“The best times to leave will be in the mornings, because the roads should be less crowded and you will have more time to get to your destination safely. If your schedule permits, traveling on the holiday itself often results in less congestion and fewer crowds,” Townsend said.

Transportation officials and experts say residents should expect freeways, airports and the platforms at Union Station to be extra crowded. Travelers should also be prepared to navigate long lines at airports and rail terminals, and tight security is expected.

Despite recent increases in the price of gas, many who are driving may be lured by prices among the lowest in the past decade. Nationally, the average price is $2.17 a gallon, 12 cents above the average for Thanksgiving Day a year ago. The average price in the Washington region Monday was $2.18 a gallon, 2 cents more than 2015’s average, according to AAA.

Another factor boosting travel is growing confidence in the U.S. economy in recent months, ­including rising incomes for ­middle-class and poor Americans and increased consumer spending, AAA says.

Transportation officials say planning is key, as is giving yourself plenty of time and patience. Be aware of your surroundings, don’t leave your bags unattended and report any suspicious activity or unattended items.

For those people who will be driving, alternative routes may not necessarily guarantee a quicker trip, but experts recommend going during off-peak hours, early in the morning or late at night to avoid the biggest backups. Make sure your vehicle is ready for the road by scheduling a professional checkup and ensuring that your vehicle’s batteries and tires are in good condition before leaving home. Also, keep an emergency safety kit in your trunk.

In Virginia, the heaviest holiday traffic typically occurs after 11 a.m. Wednesday and from 10 a.m. to 10 p.m. Sunday. In Maryland, transportation officials say the best travel times are before 6 a.m. and after 11 p.m. Tuesday and Wednesday and before 9 a.m. and after 9 p.m. Thursday through Sunday.

For air travelers, the Friday, Tuesday and Wednesday before Thanksgiving and the Sunday and Monday after the holiday are traditionally the busiest at area airports. The Metropolitan Washington Airports Authority says travelers should expect full flights, full luggage bins aboard airplanes and more gridlock near airports.

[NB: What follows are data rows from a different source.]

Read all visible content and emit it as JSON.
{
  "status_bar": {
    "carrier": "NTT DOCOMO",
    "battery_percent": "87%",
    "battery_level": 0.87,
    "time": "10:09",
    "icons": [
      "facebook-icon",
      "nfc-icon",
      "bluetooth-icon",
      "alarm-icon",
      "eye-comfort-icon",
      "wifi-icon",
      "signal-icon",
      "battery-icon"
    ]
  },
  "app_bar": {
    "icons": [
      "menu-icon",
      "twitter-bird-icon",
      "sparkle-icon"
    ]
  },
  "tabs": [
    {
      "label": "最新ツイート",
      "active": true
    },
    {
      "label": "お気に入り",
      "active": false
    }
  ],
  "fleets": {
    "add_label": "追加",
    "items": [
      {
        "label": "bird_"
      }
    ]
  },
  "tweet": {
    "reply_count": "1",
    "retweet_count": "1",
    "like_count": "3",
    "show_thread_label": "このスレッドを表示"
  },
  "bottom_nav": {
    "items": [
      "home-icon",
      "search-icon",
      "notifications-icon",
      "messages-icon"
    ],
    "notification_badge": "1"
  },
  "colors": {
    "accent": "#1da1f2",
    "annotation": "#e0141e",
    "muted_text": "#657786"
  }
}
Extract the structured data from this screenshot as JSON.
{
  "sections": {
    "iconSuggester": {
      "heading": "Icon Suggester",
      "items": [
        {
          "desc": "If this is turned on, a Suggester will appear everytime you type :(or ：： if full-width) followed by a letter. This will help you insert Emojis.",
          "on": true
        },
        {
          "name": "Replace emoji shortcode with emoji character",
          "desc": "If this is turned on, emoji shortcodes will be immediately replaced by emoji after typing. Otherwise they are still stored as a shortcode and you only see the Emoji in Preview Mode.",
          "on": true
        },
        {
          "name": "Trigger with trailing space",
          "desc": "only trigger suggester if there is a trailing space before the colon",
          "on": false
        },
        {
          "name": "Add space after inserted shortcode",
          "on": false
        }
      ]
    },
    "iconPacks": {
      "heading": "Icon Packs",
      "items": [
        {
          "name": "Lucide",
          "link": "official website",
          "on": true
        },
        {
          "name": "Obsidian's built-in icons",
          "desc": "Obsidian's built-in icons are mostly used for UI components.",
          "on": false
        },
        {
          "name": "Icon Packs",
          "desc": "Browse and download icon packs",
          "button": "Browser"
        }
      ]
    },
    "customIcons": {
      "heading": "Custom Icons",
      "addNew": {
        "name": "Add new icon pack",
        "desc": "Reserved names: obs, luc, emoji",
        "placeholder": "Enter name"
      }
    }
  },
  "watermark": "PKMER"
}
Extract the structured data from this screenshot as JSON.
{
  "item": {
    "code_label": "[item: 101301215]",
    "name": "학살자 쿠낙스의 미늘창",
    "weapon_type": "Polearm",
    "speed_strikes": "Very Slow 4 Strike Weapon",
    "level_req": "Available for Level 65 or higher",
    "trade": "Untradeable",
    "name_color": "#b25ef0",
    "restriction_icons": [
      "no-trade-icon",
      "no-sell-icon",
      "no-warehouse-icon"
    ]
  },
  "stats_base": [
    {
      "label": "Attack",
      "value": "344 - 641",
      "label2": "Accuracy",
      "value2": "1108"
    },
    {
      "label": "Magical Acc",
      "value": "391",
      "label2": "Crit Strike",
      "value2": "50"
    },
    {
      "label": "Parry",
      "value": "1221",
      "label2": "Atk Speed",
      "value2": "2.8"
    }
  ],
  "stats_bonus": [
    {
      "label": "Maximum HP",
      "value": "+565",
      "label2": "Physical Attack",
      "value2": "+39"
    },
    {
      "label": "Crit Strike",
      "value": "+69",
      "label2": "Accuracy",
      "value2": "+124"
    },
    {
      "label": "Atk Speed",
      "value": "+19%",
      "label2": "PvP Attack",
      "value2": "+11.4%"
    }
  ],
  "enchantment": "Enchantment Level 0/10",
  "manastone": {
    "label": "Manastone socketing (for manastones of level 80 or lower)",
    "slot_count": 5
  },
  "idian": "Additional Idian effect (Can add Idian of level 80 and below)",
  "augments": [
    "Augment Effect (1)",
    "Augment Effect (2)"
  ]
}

If flying out of town, book parking in advance. If picking up someone, wait at the cellphone lot or park and greet visitors at the airport and avoid adding to the traffic congestion around the airport.

“Build enough time into your journey to navigate through check-in and security, and to stop for a bite to eat or buy a gift,” MWAA spokesman Rob Yingling said. For future holidays, he said, travelers should consider enrolling in the Transportation Security Administration’s PreCheck program or U.S. Customs and Border Protection’s Global Entry program to take advantage of expedited screening at participating airports.

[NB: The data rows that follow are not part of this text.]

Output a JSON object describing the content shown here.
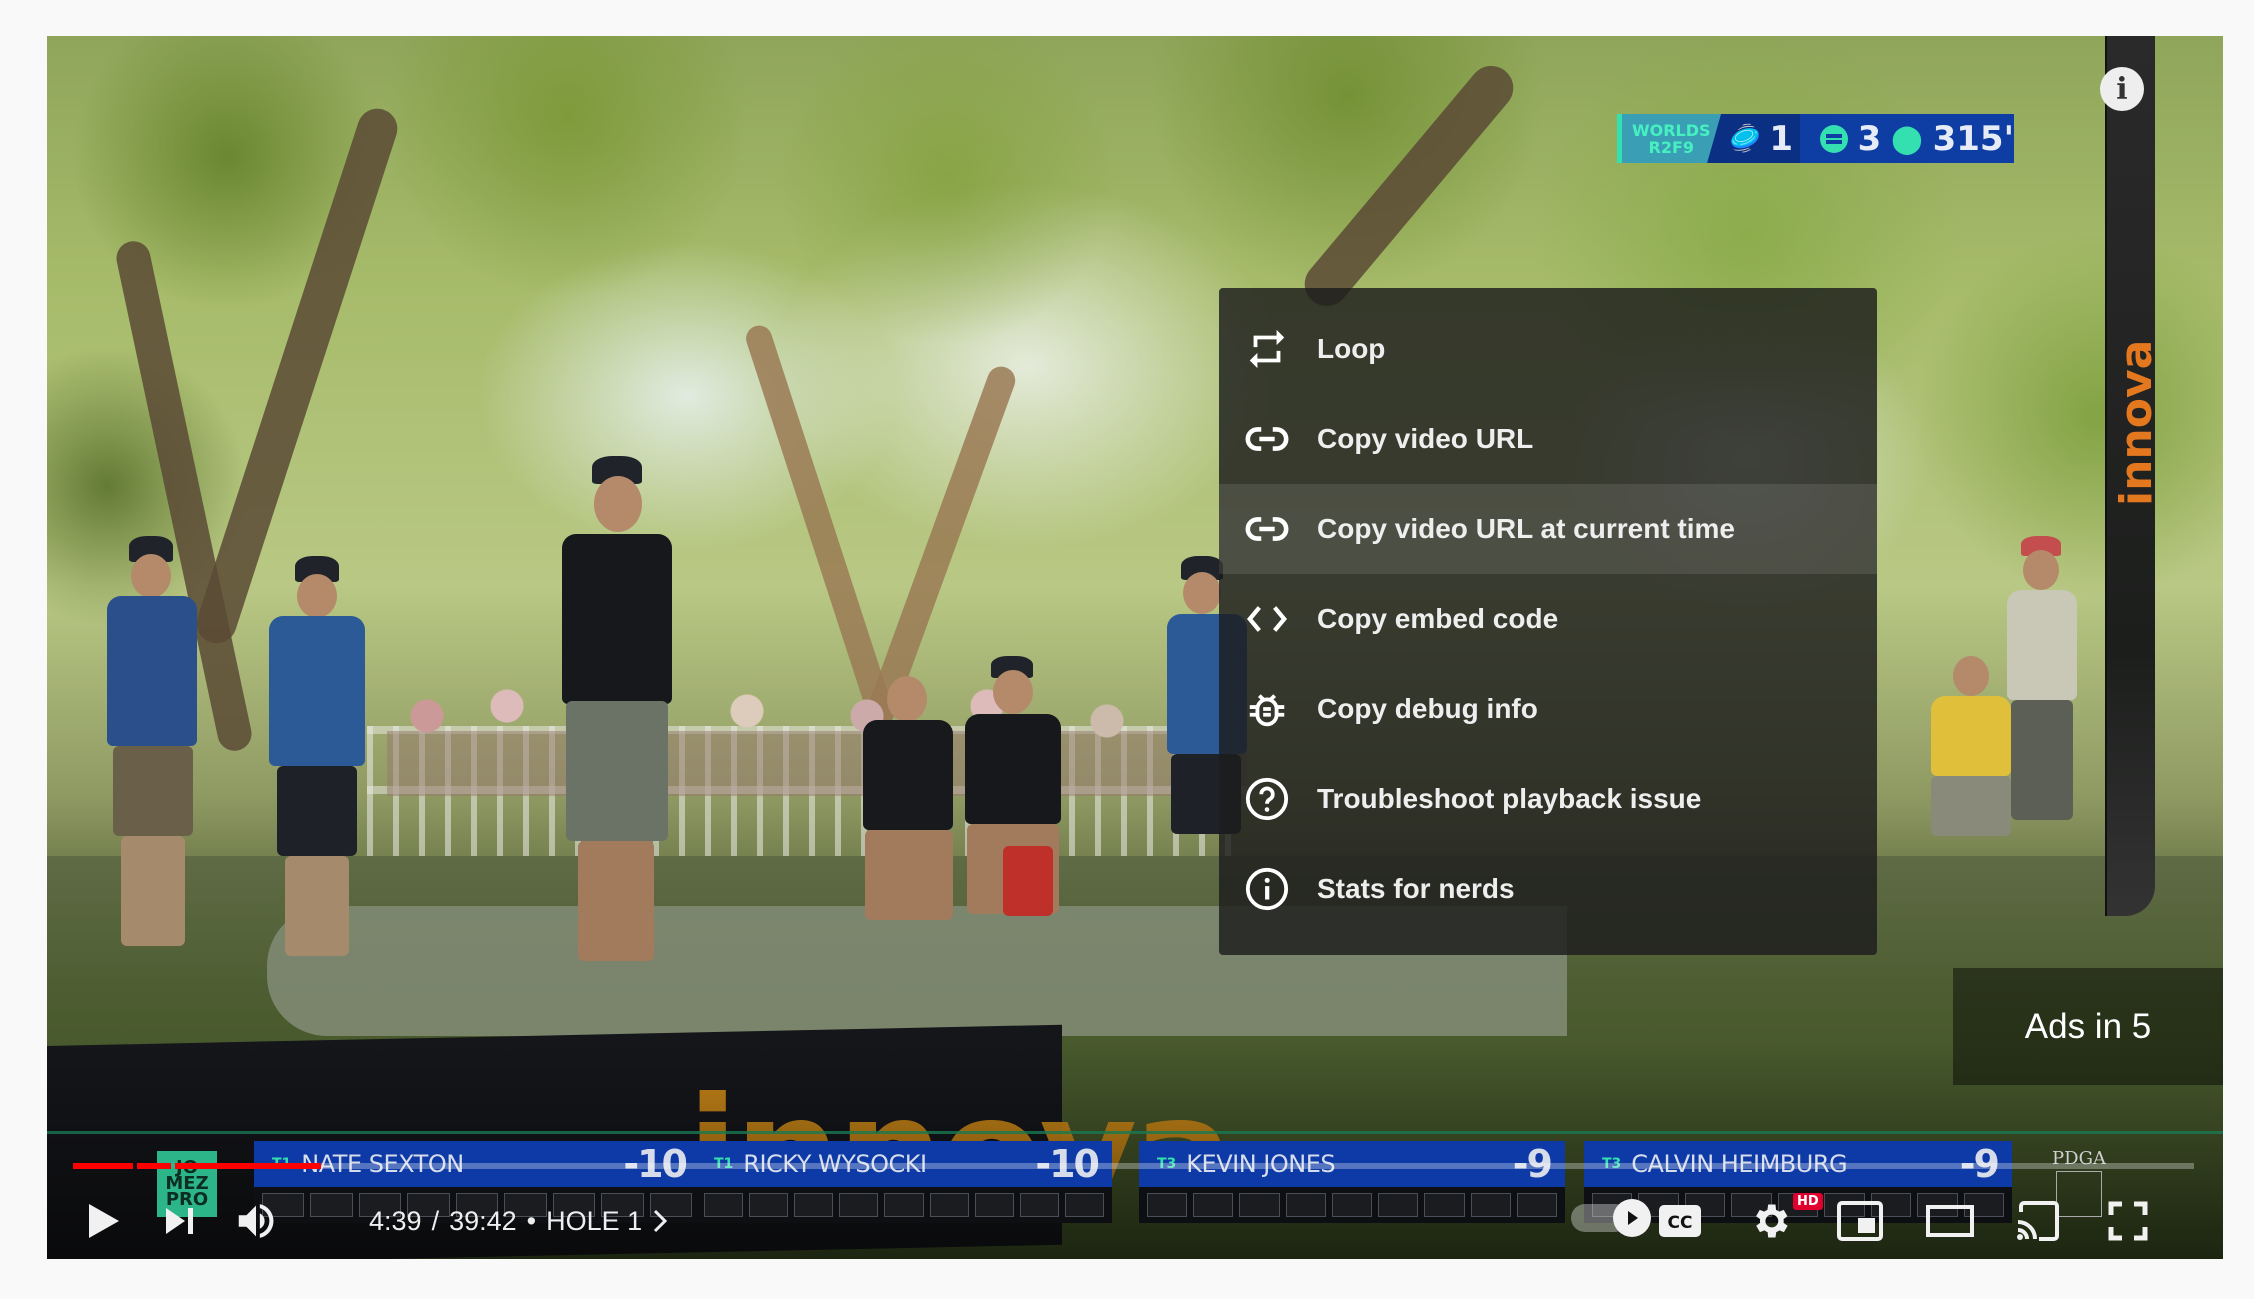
{
  "overlay": {
    "hole_bar": {
      "event_line1": "WORLDS",
      "event_line2": "R2F9",
      "hole_number": "1",
      "par": "3",
      "distance": "315'"
    },
    "ads_countdown": "Ads in 5",
    "sponsor_text": "innova",
    "leaderboard": [
      {
        "rank": "T1",
        "name": "NATE SEXTON",
        "score": "-10"
      },
      {
        "rank": "T1",
        "name": "RICKY WYSOCKI",
        "score": "-10"
      },
      {
        "rank": "T3",
        "name": "KEVIN JONES",
        "score": "-9"
      },
      {
        "rank": "T3",
        "name": "CALVIN HEIMBURG",
        "score": "-9"
      }
    ],
    "jomez_logo": [
      "JO",
      "MEZ",
      "PRO"
    ],
    "pdga_logo": "PDGA"
  },
  "context_menu": {
    "items": [
      {
        "label": "Loop",
        "icon": "loop-icon"
      },
      {
        "label": "Copy video URL",
        "icon": "link-icon"
      },
      {
        "label": "Copy video URL at current time",
        "icon": "link-icon",
        "highlighted": true
      },
      {
        "label": "Copy embed code",
        "icon": "code-icon"
      },
      {
        "label": "Copy debug info",
        "icon": "bug-icon"
      },
      {
        "label": "Troubleshoot playback issue",
        "icon": "help-circle-icon"
      },
      {
        "label": "Stats for nerds",
        "icon": "info-circle-icon"
      }
    ]
  },
  "player": {
    "current_time": "4:39",
    "separator": "/",
    "duration": "39:42",
    "chapter_dot": "•",
    "chapter": "HOLE 1",
    "progress_fraction": 0.117,
    "autoplay": "on",
    "quality_badge": "HD",
    "colors": {
      "progress_played": "#ff0000",
      "hd_badge": "#e1002d",
      "leaderboard_blue": "#0d3aa6",
      "accent_teal": "#35e0b0"
    }
  }
}
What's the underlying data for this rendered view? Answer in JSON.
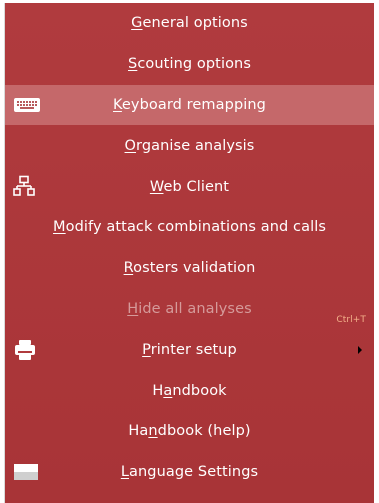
{
  "menu": {
    "items": [
      {
        "name": "general-options",
        "pre": "",
        "key": "G",
        "post": "eneral options"
      },
      {
        "name": "scouting-options",
        "pre": "",
        "key": "S",
        "post": "couting options"
      },
      {
        "name": "keyboard-remapping",
        "pre": "",
        "key": "K",
        "post": "eyboard remapping"
      },
      {
        "name": "organise-analysis",
        "pre": "",
        "key": "O",
        "post": "rganise analysis"
      },
      {
        "name": "web-client",
        "pre": "",
        "key": "W",
        "post": "eb Client"
      },
      {
        "name": "modify-attack-combinations",
        "pre": "",
        "key": "M",
        "post": "odify attack combinations and calls"
      },
      {
        "name": "rosters-validation",
        "pre": "",
        "key": "R",
        "post": "osters validation"
      },
      {
        "name": "hide-all-analyses",
        "pre": "",
        "key": "H",
        "post": "ide all analyses",
        "shortcut": "Ctrl+T"
      },
      {
        "name": "printer-setup",
        "pre": "",
        "key": "P",
        "post": "rinter setup"
      },
      {
        "name": "handbook",
        "pre": "H",
        "key": "a",
        "post": "ndbook"
      },
      {
        "name": "handbook-help",
        "pre": "Ha",
        "key": "n",
        "post": "dbook (help)"
      },
      {
        "name": "language-settings",
        "pre": "",
        "key": "L",
        "post": "anguage Settings"
      }
    ]
  },
  "icons": {
    "keyboard": "keyboard-icon",
    "web_client": "network-icon",
    "printer": "printer-icon",
    "language": "flag-icon",
    "submenu": "submenu-arrow-icon"
  },
  "colors": {
    "menu_bg": "#ad383b",
    "highlight_bg": "#c5686a",
    "text": "#ffffff",
    "disabled_text": "#d59a9a",
    "shortcut_text": "#f3b08a"
  }
}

The TSA says air travelers should expect more lines Thanksgiving week,the year’s top holiday for travel. Many TSA officers will be working overtime to help handle the large numbers of travelers, an agency spokeswoman said.

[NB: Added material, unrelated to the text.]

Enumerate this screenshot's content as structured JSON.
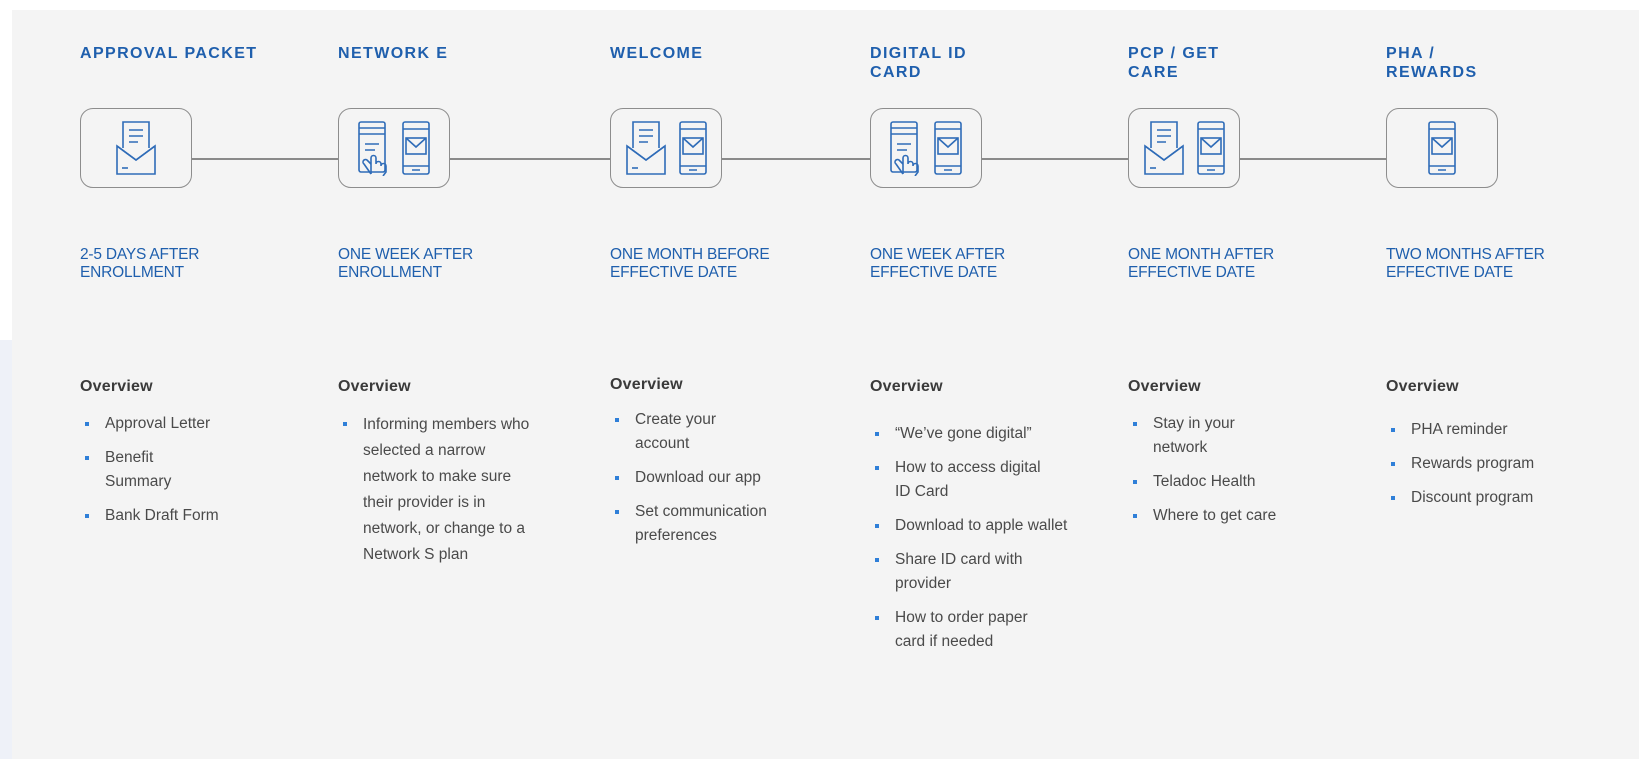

On the rails, the Tuesday and Wednesday before Thanksgiving and the Sunday after the holiday promise to be the busiest. Rail passengers should carry photo identification at all times, Amtrak said, because it may be requested aboard trains.

Amtrak is adding trains and seats on several routes across the country. In the Northeast Corridor, the Acela Express and Northeast Regional services will run full and extended schedules with more trains to expand capacity between Washington and Boston, Amtrak said.

And, just in time for the holidays, Amtrak recently upgraded WiFi on its Acela trains to make connectivity six times faster, part of upgrades to passenger service in the Northeast Corridor.

Wick Moorman, president and chief executive of Amtrak, said in a statement that Amtrak employees are preparing to boost the service during Thanksgiving week, the busiest period for rail travel. Last year, more than 751,000 people traveled on Amtrak during the holiday. The same demand is expected this year, the railroad said.

“We continue to focus on providing innovative and convenient travel options for our customers, and the Thanksgiving travel period is a great opportunity to put our best foot forward,” he said.